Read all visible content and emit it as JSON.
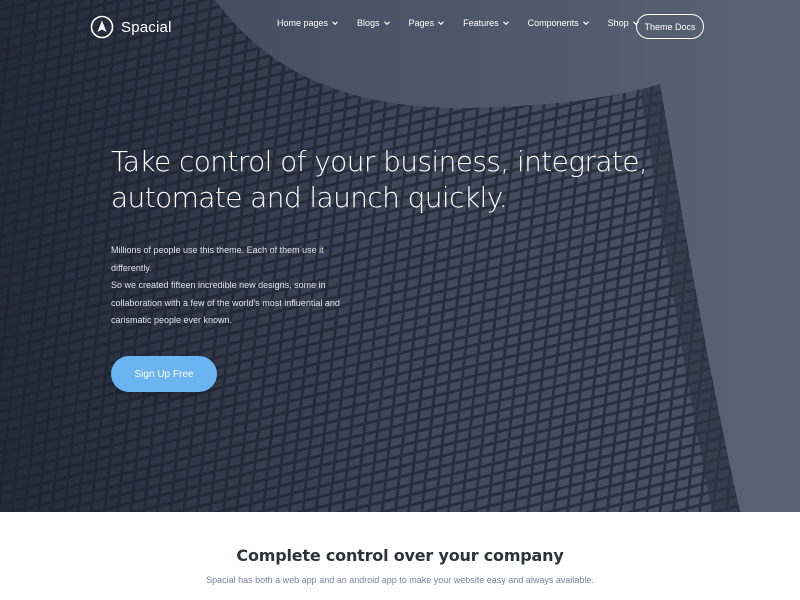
{
  "brand": {
    "name": "Spacial",
    "logo_icon": "compass-arrow-icon"
  },
  "nav": {
    "items": [
      {
        "label": "Home pages"
      },
      {
        "label": "Blogs"
      },
      {
        "label": "Pages"
      },
      {
        "label": "Features"
      },
      {
        "label": "Components"
      },
      {
        "label": "Shop"
      }
    ],
    "docs_button": "Theme Docs"
  },
  "hero": {
    "headline_lines": [
      "Take control of your business, integrate,",
      "automate and launch quickly."
    ],
    "sub_lines": [
      "Millions of people use this theme. Each of them use it",
      "differently.",
      "So we created fifteen incredible new designs, some in",
      "collaboration with a few of the world's most influential and",
      "carismatic people ever known."
    ],
    "cta": "Sign Up Free"
  },
  "section": {
    "title": "Complete control over your company",
    "subtitle": "Spacial has both a web app and an android app to make your website easy and always available."
  },
  "colors": {
    "accent": "#6ab4f1",
    "hero_dark": "#1f2735",
    "text_dark": "#2f3338",
    "text_muted": "#7a8296"
  }
}
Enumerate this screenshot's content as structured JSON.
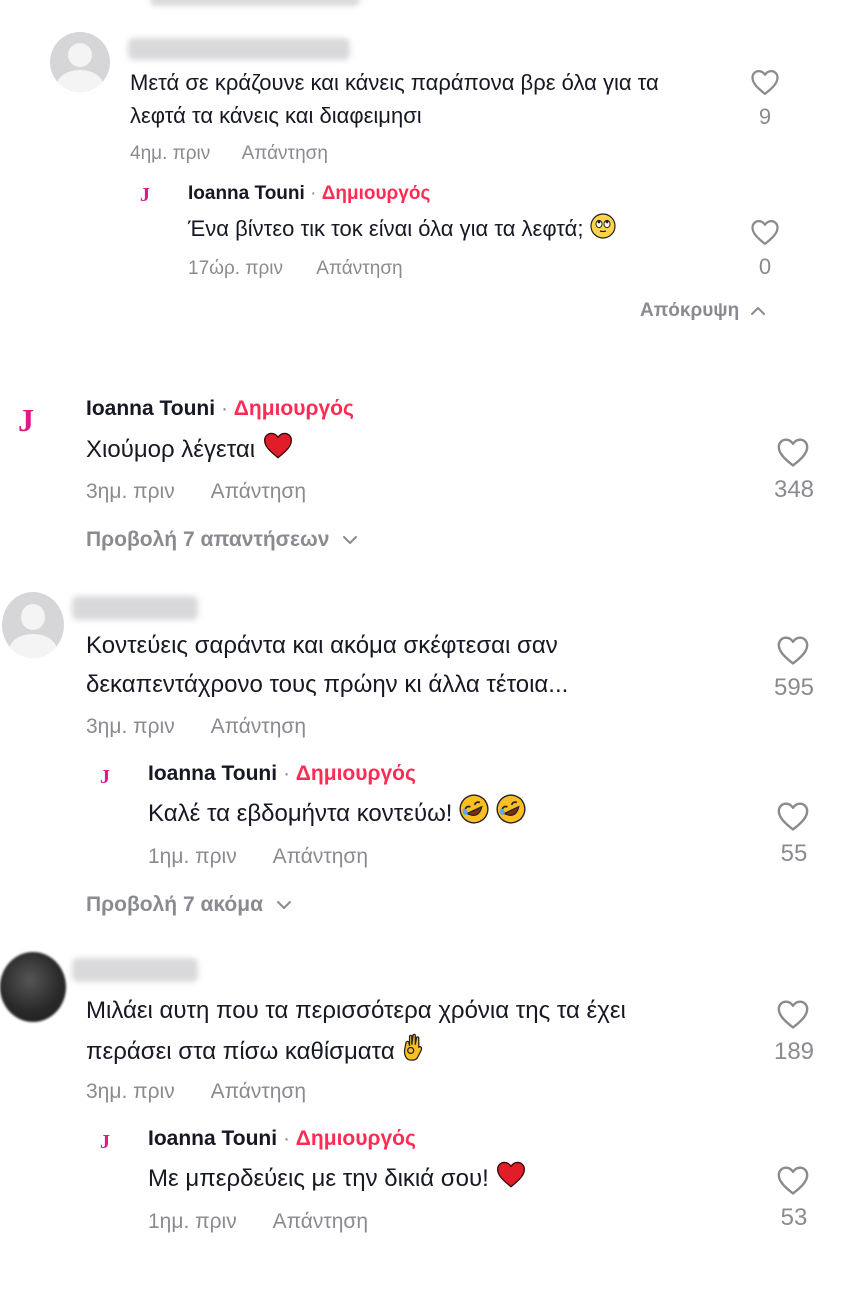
{
  "comments": [
    {
      "text": "Μετά σε κράζουνε και κάνεις παράπονα βρε όλα για τα λεφτά τα κάνεις και διαφειμησι",
      "time": "4ημ. πριν",
      "reply_label": "Απάντηση",
      "likes": "9"
    },
    {
      "author": "Ioanna Touni",
      "badge": "Δημιουργός",
      "separator": "·",
      "logo": "J",
      "text": "Ένα βίντεο τικ τοκ είναι όλα για τα λεφτά;",
      "emoji": "rolling-eyes-face",
      "time": "17ώρ. πριν",
      "reply_label": "Απάντηση",
      "likes": "0"
    },
    {
      "hide_label": "Απόκρυψη",
      "hide_icon": "chevron-up-icon"
    },
    {
      "author": "Ioanna Touni",
      "badge": "Δημιουργός",
      "separator": "·",
      "logo": "J",
      "text": "Χιούμορ λέγεται",
      "emoji": "red-heart",
      "time": "3ημ. πριν",
      "reply_label": "Απάντηση",
      "likes": "348",
      "view_replies": "Προβολή 7 απαντήσεων"
    },
    {
      "text_line1": "Κοντεύεις σαράντα και ακόμα σκέφτεσαι σαν",
      "text_line2": "δεκαπεντάχρονο τους πρώην κι άλλα τέτοια...",
      "time": "3ημ. πριν",
      "reply_label": "Απάντηση",
      "likes": "595"
    },
    {
      "author": "Ioanna Touni",
      "badge": "Δημιουργός",
      "separator": "·",
      "logo": "J",
      "text": "Καλέ τα εβδομήντα κοντεύω!",
      "emoji": "rolling-on-floor-laughing x2",
      "time": "1ημ. πριν",
      "reply_label": "Απάντηση",
      "likes": "55",
      "view_more": "Προβολή 7 ακόμα"
    },
    {
      "text_line1": "Μιλάει αυτη που τα περισσότερα χρόνια της τα έχει",
      "text_line2": "περάσει στα πίσω καθίσματα",
      "emoji": "ok-hand",
      "time": "3ημ. πριν",
      "reply_label": "Απάντηση",
      "likes": "189"
    },
    {
      "author": "Ioanna Touni",
      "badge": "Δημιουργός",
      "separator": "·",
      "logo": "J",
      "text": "Με μπερδεύεις με την δικιά σου!",
      "emoji": "red-heart",
      "time": "1ημ. πριν",
      "reply_label": "Απάντηση",
      "likes": "53"
    }
  ],
  "colors": {
    "creator_badge": "#fe2c55",
    "logo": "#e4168a",
    "meta_text": "#8a8b91",
    "text": "#161823"
  }
}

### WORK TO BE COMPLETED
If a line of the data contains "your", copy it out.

### EXERCISE RESPONSE
      "Take control of your business, integrate,",
    "title": "Complete control over your company",
    "subtitle": "Spacial has both a web app and an android app to make your website easy and always available."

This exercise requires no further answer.